╔══

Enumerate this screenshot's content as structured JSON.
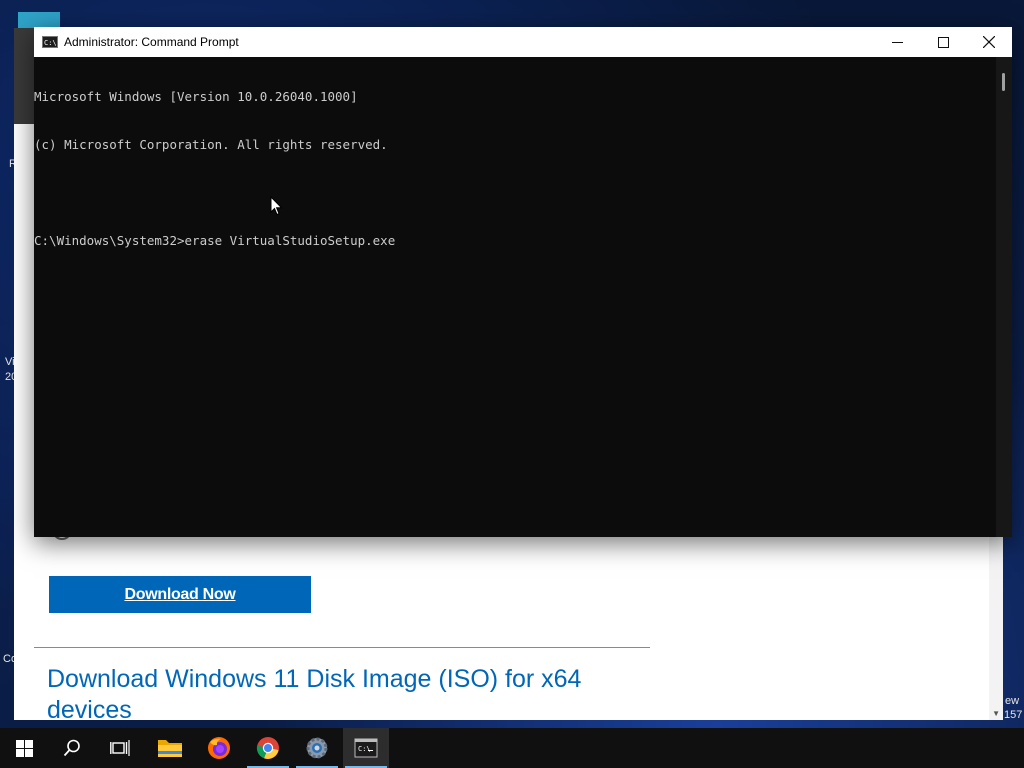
{
  "desktop": {
    "fragments": [
      "R",
      "Vi",
      "20",
      "Co",
      "ew",
      "157"
    ]
  },
  "browser": {
    "download_button": "Download Now",
    "section_heading": "Download Windows 11 Disk Image (ISO) for x64 devices"
  },
  "cmd_window": {
    "title": "Administrator: Command Prompt",
    "controls": {
      "minimize": "—",
      "maximize": "☐",
      "close": "✕"
    },
    "lines": [
      "Microsoft Windows [Version 10.0.26040.1000]",
      "(c) Microsoft Corporation. All rights reserved.",
      "",
      "C:\\Windows\\System32>erase VirtualStudioSetup.exe"
    ]
  },
  "taskbar": {
    "items": [
      {
        "name": "start",
        "icon": "windows-logo-icon"
      },
      {
        "name": "search",
        "icon": "search-icon"
      },
      {
        "name": "task-view",
        "icon": "task-view-icon"
      },
      {
        "name": "file-explorer",
        "icon": "folder-icon"
      },
      {
        "name": "firefox",
        "icon": "firefox-icon"
      },
      {
        "name": "chrome",
        "icon": "chrome-icon"
      },
      {
        "name": "settings",
        "icon": "gear-icon"
      },
      {
        "name": "command-prompt",
        "icon": "terminal-icon"
      }
    ]
  },
  "colors": {
    "accent": "#0067b8",
    "console_bg": "#0c0c0c",
    "console_text": "#cccccc",
    "taskbar_bg": "#101010",
    "active_indicator": "#76b9ed"
  }
}
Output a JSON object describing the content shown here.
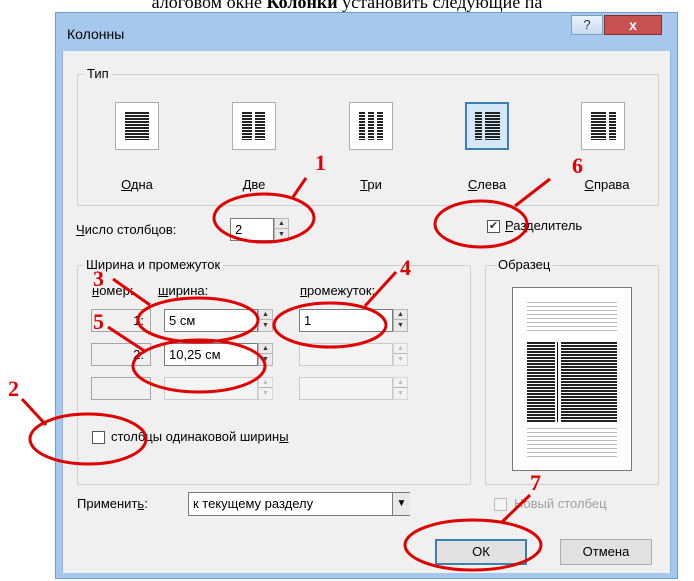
{
  "doc_text": {
    "prefix": "алоговом окне ",
    "bold": "Колонки",
    "suffix": " установить следующие па"
  },
  "dialog": {
    "title": "Колонны",
    "help_label": "?",
    "close_label": "x"
  },
  "type_group": {
    "label": "Тип",
    "options": [
      {
        "label": "Одна",
        "name": "one",
        "selected": false
      },
      {
        "label": "Две",
        "name": "two",
        "selected": false
      },
      {
        "label": "Три",
        "name": "three",
        "selected": false
      },
      {
        "label": "Слева",
        "name": "left",
        "selected": true
      },
      {
        "label": "Справа",
        "name": "right",
        "selected": false
      }
    ]
  },
  "num_columns": {
    "label": "Число столбцов:",
    "value": "2"
  },
  "separator": {
    "label": "Разделитель",
    "checked": true
  },
  "width_group": {
    "label": "Ширина и промежуток",
    "col_number": "номер:",
    "col_width": "ширина:",
    "col_gap": "промежуток:",
    "rows": [
      {
        "num": "1:",
        "width": "5 см",
        "gap": "1"
      },
      {
        "num": "2:",
        "width": "10,25 см",
        "gap": ""
      },
      {
        "num": "",
        "width": "",
        "gap": ""
      }
    ]
  },
  "equal_width": {
    "label": "столбцы одинаковой ширины",
    "checked": false
  },
  "preview": {
    "label": "Образец"
  },
  "apply": {
    "label": "Применить:",
    "value": "к текущему разделу"
  },
  "new_column": {
    "label": "Новый столбец",
    "checked": false
  },
  "ok_label": "ОК",
  "cancel_label": "Отмена",
  "annotations": [
    "1",
    "2",
    "3",
    "4",
    "5",
    "6",
    "7"
  ],
  "colors": {
    "annotation": "#e00000",
    "selected_border": "#3c7fb1",
    "titlebar": "#a6c8ec",
    "close": "#c75050"
  }
}
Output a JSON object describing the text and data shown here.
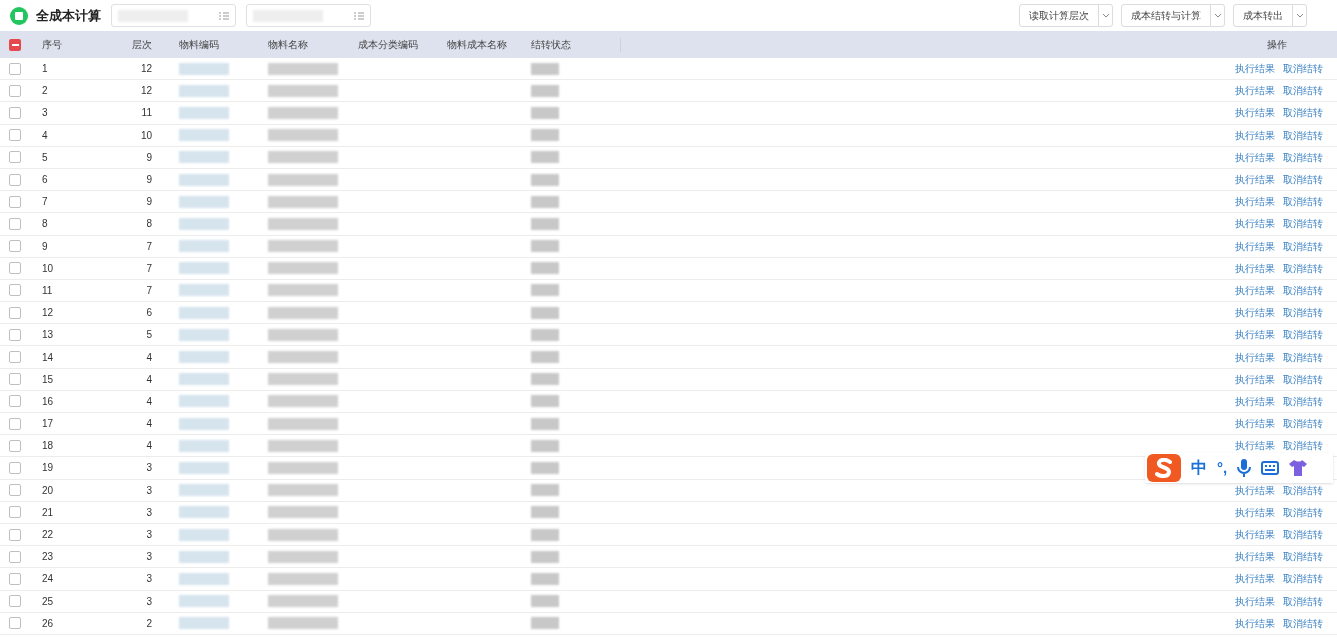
{
  "app": {
    "title": "全成本计算"
  },
  "toolbar": [
    {
      "label": "读取计算层次"
    },
    {
      "label": "成本结转与计算"
    },
    {
      "label": "成本转出"
    }
  ],
  "table": {
    "select_all": {
      "indeterminate": true
    },
    "columns": [
      "序号",
      "层次",
      "物料编码",
      "物料名称",
      "成本分类编码",
      "物料成本名称",
      "结转状态",
      "操作"
    ],
    "rows": [
      {
        "seq": "1",
        "level": "12",
        "checked": false,
        "actions": [
          "执行结果",
          "取消结转"
        ]
      },
      {
        "seq": "2",
        "level": "12",
        "checked": false,
        "actions": [
          "执行结果",
          "取消结转"
        ]
      },
      {
        "seq": "3",
        "level": "11",
        "checked": false,
        "actions": [
          "执行结果",
          "取消结转"
        ]
      },
      {
        "seq": "4",
        "level": "10",
        "checked": false,
        "actions": [
          "执行结果",
          "取消结转"
        ]
      },
      {
        "seq": "5",
        "level": "9",
        "checked": false,
        "actions": [
          "执行结果",
          "取消结转"
        ]
      },
      {
        "seq": "6",
        "level": "9",
        "checked": false,
        "actions": [
          "执行结果",
          "取消结转"
        ]
      },
      {
        "seq": "7",
        "level": "9",
        "checked": false,
        "actions": [
          "执行结果",
          "取消结转"
        ]
      },
      {
        "seq": "8",
        "level": "8",
        "checked": false,
        "actions": [
          "执行结果",
          "取消结转"
        ]
      },
      {
        "seq": "9",
        "level": "7",
        "checked": false,
        "actions": [
          "执行结果",
          "取消结转"
        ]
      },
      {
        "seq": "10",
        "level": "7",
        "checked": false,
        "actions": [
          "执行结果",
          "取消结转"
        ]
      },
      {
        "seq": "11",
        "level": "7",
        "checked": false,
        "actions": [
          "执行结果",
          "取消结转"
        ]
      },
      {
        "seq": "12",
        "level": "6",
        "checked": false,
        "actions": [
          "执行结果",
          "取消结转"
        ]
      },
      {
        "seq": "13",
        "level": "5",
        "checked": false,
        "actions": [
          "执行结果",
          "取消结转"
        ]
      },
      {
        "seq": "14",
        "level": "4",
        "checked": false,
        "actions": [
          "执行结果",
          "取消结转"
        ]
      },
      {
        "seq": "15",
        "level": "4",
        "checked": false,
        "actions": [
          "执行结果",
          "取消结转"
        ]
      },
      {
        "seq": "16",
        "level": "4",
        "checked": false,
        "actions": [
          "执行结果",
          "取消结转"
        ]
      },
      {
        "seq": "17",
        "level": "4",
        "checked": false,
        "actions": [
          "执行结果",
          "取消结转"
        ]
      },
      {
        "seq": "18",
        "level": "4",
        "checked": false,
        "actions": [
          "执行结果",
          "取消结转"
        ]
      },
      {
        "seq": "19",
        "level": "3",
        "checked": false,
        "actions": []
      },
      {
        "seq": "20",
        "level": "3",
        "checked": false,
        "actions": [
          "执行结果",
          "取消结转"
        ]
      },
      {
        "seq": "21",
        "level": "3",
        "checked": false,
        "actions": [
          "执行结果",
          "取消结转"
        ]
      },
      {
        "seq": "22",
        "level": "3",
        "checked": false,
        "actions": [
          "执行结果",
          "取消结转"
        ]
      },
      {
        "seq": "23",
        "level": "3",
        "checked": false,
        "actions": [
          "执行结果",
          "取消结转"
        ]
      },
      {
        "seq": "24",
        "level": "3",
        "checked": false,
        "actions": [
          "执行结果",
          "取消结转"
        ]
      },
      {
        "seq": "25",
        "level": "3",
        "checked": false,
        "actions": [
          "执行结果",
          "取消结转"
        ]
      },
      {
        "seq": "26",
        "level": "2",
        "checked": false,
        "actions": [
          "执行结果",
          "取消结转"
        ]
      }
    ]
  },
  "ime_toolbar": {
    "mode": "中",
    "punctuation": "°,"
  }
}
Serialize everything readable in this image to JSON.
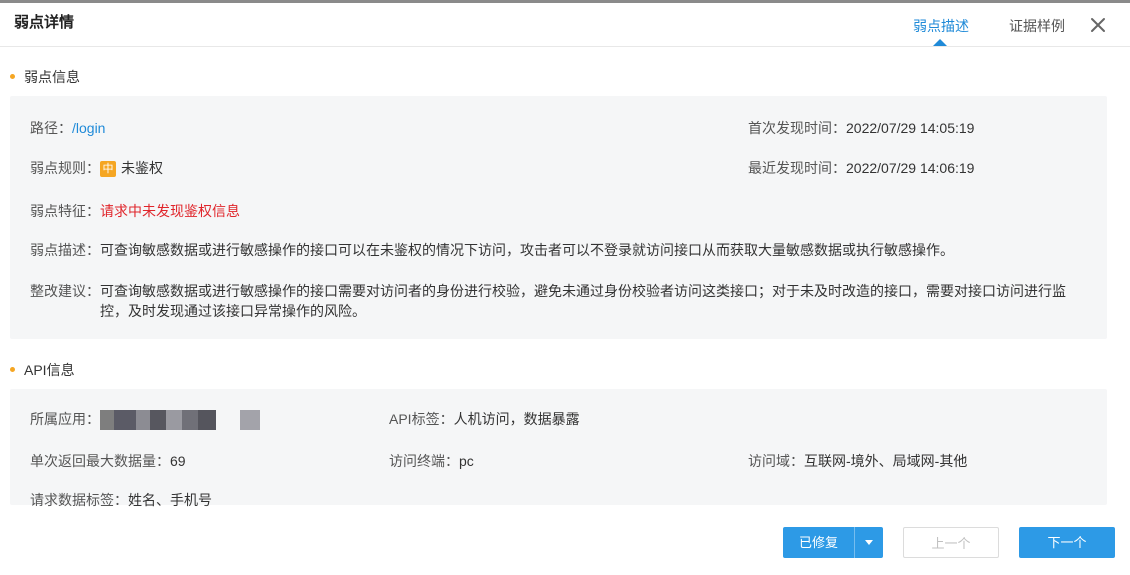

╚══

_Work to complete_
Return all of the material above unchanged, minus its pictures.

_Answer section_
Enumerate this screenshot's content as structured JSON.
{
  "desktop": {
    "fragments": [
      "R",
      "Vi",
      "20",
      "Co",
      "ew",
      "157"
    ]
  },
  "browser": {
    "download_button": "Download Now",
    "section_heading": "Download Windows 11 Disk Image (ISO) for x64 devices"
  },
  "cmd_window": {
    "title": "Administrator: Command Prompt",
    "controls": {
      "minimize": "—",
      "maximize": "☐",
      "close": "✕"
    },
    "lines": [
      "Microsoft Windows [Version 10.0.26040.1000]",
      "(c) Microsoft Corporation. All rights reserved.",
      "",
      "C:\\Windows\\System32>erase VirtualStudioSetup.exe"
    ]
  },
  "taskbar": {
    "items": [
      {
        "name": "start",
        "icon": "windows-logo-icon"
      },
      {
        "name": "search",
        "icon": "search-icon"
      },
      {
        "name": "task-view",
        "icon": "task-view-icon"
      },
      {
        "name": "file-explorer",
        "icon": "folder-icon"
      },
      {
        "name": "firefox",
        "icon": "firefox-icon"
      },
      {
        "name": "chrome",
        "icon": "chrome-icon"
      },
      {
        "name": "settings",
        "icon": "gear-icon"
      },
      {
        "name": "command-prompt",
        "icon": "terminal-icon"
      }
    ]
  },
  "colors": {
    "accent": "#0067b8",
    "console_bg": "#0c0c0c",
    "console_text": "#cccccc",
    "taskbar_bg": "#101010",
    "active_indicator": "#76b9ed"
  }
}
Output a JSON object describing the content shown here.
{
  "doc_text": {
    "prefix": "алоговом окне ",
    "bold": "Колонки",
    "suffix": " установить следующие па"
  },
  "dialog": {
    "title": "Колонны",
    "help_label": "?",
    "close_label": "x"
  },
  "type_group": {
    "label": "Тип",
    "options": [
      {
        "label": "Одна",
        "name": "one",
        "selected": false
      },
      {
        "label": "Две",
        "name": "two",
        "selected": false
      },
      {
        "label": "Три",
        "name": "three",
        "selected": false
      },
      {
        "label": "Слева",
        "name": "left",
        "selected": true
      },
      {
        "label": "Справа",
        "name": "right",
        "selected": false
      }
    ]
  },
  "num_columns": {
    "label": "Число столбцов:",
    "value": "2"
  },
  "separator": {
    "label": "Разделитель",
    "checked": true
  },
  "width_group": {
    "label": "Ширина и промежуток",
    "col_number": "номер:",
    "col_width": "ширина:",
    "col_gap": "промежуток:",
    "rows": [
      {
        "num": "1:",
        "width": "5 см",
        "gap": "1"
      },
      {
        "num": "2:",
        "width": "10,25 см",
        "gap": ""
      },
      {
        "num": "",
        "width": "",
        "gap": ""
      }
    ]
  },
  "equal_width": {
    "label": "столбцы одинаковой ширины",
    "checked": false
  },
  "preview": {
    "label": "Образец"
  },
  "apply": {
    "label": "Применить:",
    "value": "к текущему разделу"
  },
  "new_column": {
    "label": "Новый столбец",
    "checked": false
  },
  "ok_label": "ОК",
  "cancel_label": "Отмена",
  "annotations": [
    "1",
    "2",
    "3",
    "4",
    "5",
    "6",
    "7"
  ],
  "colors": {
    "annotation": "#e00000",
    "selected_border": "#3c7fb1",
    "titlebar": "#a6c8ec",
    "close": "#c75050"
  }
}
Output a JSON object describing the text and data shown here.
{
  "app": {
    "title": "全成本计算"
  },
  "toolbar": [
    {
      "label": "读取计算层次"
    },
    {
      "label": "成本结转与计算"
    },
    {
      "label": "成本转出"
    }
  ],
  "table": {
    "select_all": {
      "indeterminate": true
    },
    "columns": [
      "序号",
      "层次",
      "物料编码",
      "物料名称",
      "成本分类编码",
      "物料成本名称",
      "结转状态",
      "操作"
    ],
    "rows": [
      {
        "seq": "1",
        "level": "12",
        "checked": false,
        "actions": [
          "执行结果",
          "取消结转"
        ]
      },
      {
        "seq": "2",
        "level": "12",
        "checked": false,
        "actions": [
          "执行结果",
          "取消结转"
        ]
      },
      {
        "seq": "3",
        "level": "11",
        "checked": false,
        "actions": [
          "执行结果",
          "取消结转"
        ]
      },
      {
        "seq": "4",
        "level": "10",
        "checked": false,
        "actions": [
          "执行结果",
          "取消结转"
        ]
      },
      {
        "seq": "5",
        "level": "9",
        "checked": false,
        "actions": [
          "执行结果",
          "取消结转"
        ]
      },
      {
        "seq": "6",
        "level": "9",
        "checked": false,
        "actions": [
          "执行结果",
          "取消结转"
        ]
      },
      {
        "seq": "7",
        "level": "9",
        "checked": false,
        "actions": [
          "执行结果",
          "取消结转"
        ]
      },
      {
        "seq": "8",
        "level": "8",
        "checked": false,
        "actions": [
          "执行结果",
          "取消结转"
        ]
      },
      {
        "seq": "9",
        "level": "7",
        "checked": false,
        "actions": [
          "执行结果",
          "取消结转"
        ]
      },
      {
        "seq": "10",
        "level": "7",
        "checked": false,
        "actions": [
          "执行结果",
          "取消结转"
        ]
      },
      {
        "seq": "11",
        "level": "7",
        "checked": false,
        "actions": [
          "执行结果",
          "取消结转"
        ]
      },
      {
        "seq": "12",
        "level": "6",
        "checked": false,
        "actions": [
          "执行结果",
          "取消结转"
        ]
      },
      {
        "seq": "13",
        "level": "5",
        "checked": false,
        "actions": [
          "执行结果",
          "取消结转"
        ]
      },
      {
        "seq": "14",
        "level": "4",
        "checked": false,
        "actions": [
          "执行结果",
          "取消结转"
        ]
      },
      {
        "seq": "15",
        "level": "4",
        "checked": false,
        "actions": [
          "执行结果",
          "取消结转"
        ]
      },
      {
        "seq": "16",
        "level": "4",
        "checked": false,
        "actions": [
          "执行结果",
          "取消结转"
        ]
      },
      {
        "seq": "17",
        "level": "4",
        "checked": false,
        "actions": [
          "执行结果",
          "取消结转"
        ]
      },
      {
        "seq": "18",
        "level": "4",
        "checked": false,
        "actions": [
          "执行结果",
          "取消结转"
        ]
      },
      {
        "seq": "19",
        "level": "3",
        "checked": false,
        "actions": []
      },
      {
        "seq": "20",
        "level": "3",
        "checked": false,
        "actions": [
          "执行结果",
          "取消结转"
        ]
      },
      {
        "seq": "21",
        "level": "3",
        "checked": false,
        "actions": [
          "执行结果",
          "取消结转"
        ]
      },
      {
        "seq": "22",
        "level": "3",
        "checked": false,
        "actions": [
          "执行结果",
          "取消结转"
        ]
      },
      {
        "seq": "23",
        "level": "3",
        "checked": false,
        "actions": [
          "执行结果",
          "取消结转"
        ]
      },
      {
        "seq": "24",
        "level": "3",
        "checked": false,
        "actions": [
          "执行结果",
          "取消结转"
        ]
      },
      {
        "seq": "25",
        "level": "3",
        "checked": false,
        "actions": [
          "执行结果",
          "取消结转"
        ]
      },
      {
        "seq": "26",
        "level": "2",
        "checked": false,
        "actions": [
          "执行结果",
          "取消结转"
        ]
      }
    ]
  },
  "ime_toolbar": {
    "mode": "中",
    "punctuation": "°,"
  }
}
Serialize everything readable in this image to JSON.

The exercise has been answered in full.